**WHAT NEEDS TO BE DONE**
The entire set of lines below should be copied exactly.

**MATERIAL SUPPLIED**
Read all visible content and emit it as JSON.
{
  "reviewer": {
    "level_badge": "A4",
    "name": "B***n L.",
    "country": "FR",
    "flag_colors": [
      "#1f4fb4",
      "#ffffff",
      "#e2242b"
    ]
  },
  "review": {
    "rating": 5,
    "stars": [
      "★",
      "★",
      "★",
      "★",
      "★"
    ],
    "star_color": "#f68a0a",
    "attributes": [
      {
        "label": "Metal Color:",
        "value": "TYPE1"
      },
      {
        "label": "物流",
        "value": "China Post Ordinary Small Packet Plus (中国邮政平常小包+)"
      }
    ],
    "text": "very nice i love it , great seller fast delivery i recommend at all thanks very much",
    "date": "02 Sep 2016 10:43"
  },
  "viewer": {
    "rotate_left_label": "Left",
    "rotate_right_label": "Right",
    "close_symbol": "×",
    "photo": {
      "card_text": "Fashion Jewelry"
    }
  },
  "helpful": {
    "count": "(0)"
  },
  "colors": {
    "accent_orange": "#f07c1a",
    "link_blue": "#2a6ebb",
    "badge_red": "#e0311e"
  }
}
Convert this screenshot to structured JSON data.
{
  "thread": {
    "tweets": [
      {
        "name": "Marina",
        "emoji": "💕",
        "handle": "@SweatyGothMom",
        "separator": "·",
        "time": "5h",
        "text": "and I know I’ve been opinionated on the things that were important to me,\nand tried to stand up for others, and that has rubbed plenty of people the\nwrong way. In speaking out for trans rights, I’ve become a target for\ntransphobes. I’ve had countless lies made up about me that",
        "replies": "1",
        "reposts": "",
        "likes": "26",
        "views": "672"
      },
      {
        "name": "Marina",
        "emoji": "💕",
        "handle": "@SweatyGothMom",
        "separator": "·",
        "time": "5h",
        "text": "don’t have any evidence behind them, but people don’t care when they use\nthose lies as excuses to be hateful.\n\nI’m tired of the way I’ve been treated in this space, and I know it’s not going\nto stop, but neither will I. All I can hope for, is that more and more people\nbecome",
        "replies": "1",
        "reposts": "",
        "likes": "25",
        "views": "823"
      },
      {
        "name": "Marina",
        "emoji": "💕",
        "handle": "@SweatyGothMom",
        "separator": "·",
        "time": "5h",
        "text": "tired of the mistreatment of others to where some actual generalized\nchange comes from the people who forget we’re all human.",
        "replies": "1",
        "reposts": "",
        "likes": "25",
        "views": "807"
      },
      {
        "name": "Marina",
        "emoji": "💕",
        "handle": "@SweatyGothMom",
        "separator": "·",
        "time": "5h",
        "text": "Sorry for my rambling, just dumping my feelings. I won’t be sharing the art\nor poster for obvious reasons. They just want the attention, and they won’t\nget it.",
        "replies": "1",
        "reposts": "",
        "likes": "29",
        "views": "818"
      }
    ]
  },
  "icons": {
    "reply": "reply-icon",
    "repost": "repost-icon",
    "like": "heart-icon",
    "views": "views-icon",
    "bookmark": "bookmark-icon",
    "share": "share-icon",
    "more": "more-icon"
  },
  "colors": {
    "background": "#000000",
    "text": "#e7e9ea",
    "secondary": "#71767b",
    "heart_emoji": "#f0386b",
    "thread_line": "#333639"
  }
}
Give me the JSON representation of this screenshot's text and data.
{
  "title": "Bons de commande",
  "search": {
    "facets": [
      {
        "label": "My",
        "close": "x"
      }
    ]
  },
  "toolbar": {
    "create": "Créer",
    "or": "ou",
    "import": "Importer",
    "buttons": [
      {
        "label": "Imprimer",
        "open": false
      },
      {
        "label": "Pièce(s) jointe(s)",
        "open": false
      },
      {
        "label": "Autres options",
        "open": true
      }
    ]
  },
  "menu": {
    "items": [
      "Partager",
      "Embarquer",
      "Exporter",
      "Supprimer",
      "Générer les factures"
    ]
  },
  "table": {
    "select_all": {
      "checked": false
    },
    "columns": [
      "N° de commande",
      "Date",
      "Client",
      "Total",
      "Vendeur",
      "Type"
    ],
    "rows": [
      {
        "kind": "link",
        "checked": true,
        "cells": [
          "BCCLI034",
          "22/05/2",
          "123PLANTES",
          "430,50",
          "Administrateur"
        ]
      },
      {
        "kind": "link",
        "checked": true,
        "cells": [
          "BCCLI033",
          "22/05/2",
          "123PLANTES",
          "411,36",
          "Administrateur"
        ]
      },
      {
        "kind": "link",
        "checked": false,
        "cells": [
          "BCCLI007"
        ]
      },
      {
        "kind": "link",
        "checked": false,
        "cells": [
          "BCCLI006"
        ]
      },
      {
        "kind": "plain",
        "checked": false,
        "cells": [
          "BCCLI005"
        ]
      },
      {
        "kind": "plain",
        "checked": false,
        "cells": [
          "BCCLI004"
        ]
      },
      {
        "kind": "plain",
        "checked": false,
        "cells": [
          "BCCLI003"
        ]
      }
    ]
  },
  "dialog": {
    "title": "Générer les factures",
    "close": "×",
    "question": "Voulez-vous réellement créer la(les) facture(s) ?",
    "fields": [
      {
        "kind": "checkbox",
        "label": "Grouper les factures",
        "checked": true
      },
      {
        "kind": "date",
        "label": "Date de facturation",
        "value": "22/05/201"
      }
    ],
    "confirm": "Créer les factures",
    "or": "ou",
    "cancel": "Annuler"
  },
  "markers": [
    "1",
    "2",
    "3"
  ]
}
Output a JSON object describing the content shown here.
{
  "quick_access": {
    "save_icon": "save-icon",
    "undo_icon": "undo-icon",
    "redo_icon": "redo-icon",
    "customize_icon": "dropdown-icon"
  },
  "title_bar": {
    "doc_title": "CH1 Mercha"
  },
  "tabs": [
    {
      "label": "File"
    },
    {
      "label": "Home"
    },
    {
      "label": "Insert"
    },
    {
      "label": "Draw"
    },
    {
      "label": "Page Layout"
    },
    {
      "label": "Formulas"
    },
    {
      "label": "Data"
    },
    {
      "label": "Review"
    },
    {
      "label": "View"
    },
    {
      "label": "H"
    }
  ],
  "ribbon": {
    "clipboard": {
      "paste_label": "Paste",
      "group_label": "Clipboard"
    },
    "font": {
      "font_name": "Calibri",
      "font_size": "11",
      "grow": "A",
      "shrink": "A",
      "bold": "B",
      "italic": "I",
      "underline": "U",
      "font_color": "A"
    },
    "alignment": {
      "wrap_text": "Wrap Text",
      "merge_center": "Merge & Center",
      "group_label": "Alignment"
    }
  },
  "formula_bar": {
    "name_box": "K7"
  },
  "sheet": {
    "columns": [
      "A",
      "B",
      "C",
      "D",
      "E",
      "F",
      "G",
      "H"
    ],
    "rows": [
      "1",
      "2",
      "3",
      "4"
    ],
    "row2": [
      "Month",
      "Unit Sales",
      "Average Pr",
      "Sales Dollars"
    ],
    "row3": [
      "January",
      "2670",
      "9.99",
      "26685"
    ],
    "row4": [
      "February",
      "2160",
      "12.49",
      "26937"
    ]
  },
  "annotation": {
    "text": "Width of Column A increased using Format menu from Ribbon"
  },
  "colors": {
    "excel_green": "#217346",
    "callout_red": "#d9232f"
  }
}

**FINISHED EXERCISE**
Read all visible content and emit it as JSON.
{
  "reviewer": {
    "level_badge": "A4",
    "name": "B***n L.",
    "country": "FR",
    "flag_colors": [
      "#1f4fb4",
      "#ffffff",
      "#e2242b"
    ]
  },
  "review": {
    "rating": 5,
    "stars": [
      "★",
      "★",
      "★",
      "★",
      "★"
    ],
    "star_color": "#f68a0a",
    "attributes": [
      {
        "label": "Metal Color:",
        "value": "TYPE1"
      },
      {
        "label": "物流",
        "value": "China Post Ordinary Small Packet Plus (中国邮政平常小包+)"
      }
    ],
    "text": "very nice i love it , great seller fast delivery i recommend at all thanks very much",
    "date": "02 Sep 2016 10:43"
  },
  "viewer": {
    "rotate_left_label": "Left",
    "rotate_right_label": "Right",
    "close_symbol": "×",
    "photo": {
      "card_text": "Fashion Jewelry"
    }
  },
  "helpful": {
    "count": "(0)"
  },
  "colors": {
    "accent_orange": "#f07c1a",
    "link_blue": "#2a6ebb",
    "badge_red": "#e0311e"
  }
}
Convert this screenshot to structured JSON data.
{
  "thread": {
    "tweets": [
      {
        "name": "Marina",
        "emoji": "💕",
        "handle": "@SweatyGothMom",
        "separator": "·",
        "time": "5h",
        "text": "and I know I’ve been opinionated on the things that were important to me,\nand tried to stand up for others, and that has rubbed plenty of people the\nwrong way. In speaking out for trans rights, I’ve become a target for\ntransphobes. I’ve had countless lies made up about me that",
        "replies": "1",
        "reposts": "",
        "likes": "26",
        "views": "672"
      },
      {
        "name": "Marina",
        "emoji": "💕",
        "handle": "@SweatyGothMom",
        "separator": "·",
        "time": "5h",
        "text": "don’t have any evidence behind them, but people don’t care when they use\nthose lies as excuses to be hateful.\n\nI’m tired of the way I’ve been treated in this space, and I know it’s not going\nto stop, but neither will I. All I can hope for, is that more and more people\nbecome",
        "replies": "1",
        "reposts": "",
        "likes": "25",
        "views": "823"
      },
      {
        "name": "Marina",
        "emoji": "💕",
        "handle": "@SweatyGothMom",
        "separator": "·",
        "time": "5h",
        "text": "tired of the mistreatment of others to where some actual generalized\nchange comes from the people who forget we’re all human.",
        "replies": "1",
        "reposts": "",
        "likes": "25",
        "views": "807"
      },
      {
        "name": "Marina",
        "emoji": "💕",
        "handle": "@SweatyGothMom",
        "separator": "·",
        "time": "5h",
        "text": "Sorry for my rambling, just dumping my feelings. I won’t be sharing the art\nor poster for obvious reasons. They just want the attention, and they won’t\nget it.",
        "replies": "1",
        "reposts": "",
        "likes": "29",
        "views": "818"
      }
    ]
  },
  "icons": {
    "reply": "reply-icon",
    "repost": "repost-icon",
    "like": "heart-icon",
    "views": "views-icon",
    "bookmark": "bookmark-icon",
    "share": "share-icon",
    "more": "more-icon"
  },
  "colors": {
    "background": "#000000",
    "text": "#e7e9ea",
    "secondary": "#71767b",
    "heart_emoji": "#f0386b",
    "thread_line": "#333639"
  }
}
Give me the JSON representation of this screenshot's text and data.
{
  "title": "Bons de commande",
  "search": {
    "facets": [
      {
        "label": "My",
        "close": "x"
      }
    ]
  },
  "toolbar": {
    "create": "Créer",
    "or": "ou",
    "import": "Importer",
    "buttons": [
      {
        "label": "Imprimer",
        "open": false
      },
      {
        "label": "Pièce(s) jointe(s)",
        "open": false
      },
      {
        "label": "Autres options",
        "open": true
      }
    ]
  },
  "menu": {
    "items": [
      "Partager",
      "Embarquer",
      "Exporter",
      "Supprimer",
      "Générer les factures"
    ]
  },
  "table": {
    "select_all": {
      "checked": false
    },
    "columns": [
      "N° de commande",
      "Date",
      "Client",
      "Total",
      "Vendeur",
      "Type"
    ],
    "rows": [
      {
        "kind": "link",
        "checked": true,
        "cells": [
          "BCCLI034",
          "22/05/2",
          "123PLANTES",
          "430,50",
          "Administrateur"
        ]
      },
      {
        "kind": "link",
        "checked": true,
        "cells": [
          "BCCLI033",
          "22/05/2",
          "123PLANTES",
          "411,36",
          "Administrateur"
        ]
      },
      {
        "kind": "link",
        "checked": false,
        "cells": [
          "BCCLI007"
        ]
      },
      {
        "kind": "link",
        "checked": false,
        "cells": [
          "BCCLI006"
        ]
      },
      {
        "kind": "plain",
        "checked": false,
        "cells": [
          "BCCLI005"
        ]
      },
      {
        "kind": "plain",
        "checked": false,
        "cells": [
          "BCCLI004"
        ]
      },
      {
        "kind": "plain",
        "checked": false,
        "cells": [
          "BCCLI003"
        ]
      }
    ]
  },
  "dialog": {
    "title": "Générer les factures",
    "close": "×",
    "question": "Voulez-vous réellement créer la(les) facture(s) ?",
    "fields": [
      {
        "kind": "checkbox",
        "label": "Grouper les factures",
        "checked": true
      },
      {
        "kind": "date",
        "label": "Date de facturation",
        "value": "22/05/201"
      }
    ],
    "confirm": "Créer les factures",
    "or": "ou",
    "cancel": "Annuler"
  },
  "markers": [
    "1",
    "2",
    "3"
  ]
}
Output a JSON object describing the content shown here.
{
  "quick_access": {
    "save_icon": "save-icon",
    "undo_icon": "undo-icon",
    "redo_icon": "redo-icon",
    "customize_icon": "dropdown-icon"
  },
  "title_bar": {
    "doc_title": "CH1 Mercha"
  },
  "tabs": [
    {
      "label": "File"
    },
    {
      "label": "Home"
    },
    {
      "label": "Insert"
    },
    {
      "label": "Draw"
    },
    {
      "label": "Page Layout"
    },
    {
      "label": "Formulas"
    },
    {
      "label": "Data"
    },
    {
      "label": "Review"
    },
    {
      "label": "View"
    },
    {
      "label": "H"
    }
  ],
  "ribbon": {
    "clipboard": {
      "paste_label": "Paste",
      "group_label": "Clipboard"
    },
    "font": {
      "font_name": "Calibri",
      "font_size": "11",
      "grow": "A",
      "shrink": "A",
      "bold": "B",
      "italic": "I",
      "underline": "U",
      "font_color": "A"
    },
    "alignment": {
      "wrap_text": "Wrap Text",
      "merge_center": "Merge & Center",
      "group_label": "Alignment"
    }
  },
  "formula_bar": {
    "name_box": "K7"
  },
  "sheet": {
    "columns": [
      "A",
      "B",
      "C",
      "D",
      "E",
      "F",
      "G",
      "H"
    ],
    "rows": [
      "1",
      "2",
      "3",
      "4"
    ],
    "row2": [
      "Month",
      "Unit Sales",
      "Average Pr",
      "Sales Dollars"
    ],
    "row3": [
      "January",
      "2670",
      "9.99",
      "26685"
    ],
    "row4": [
      "February",
      "2160",
      "12.49",
      "26937"
    ]
  },
  "annotation": {
    "text": "Width of Column A increased using Format menu from Ribbon"
  },
  "colors": {
    "excel_green": "#217346",
    "callout_red": "#d9232f"
  }
}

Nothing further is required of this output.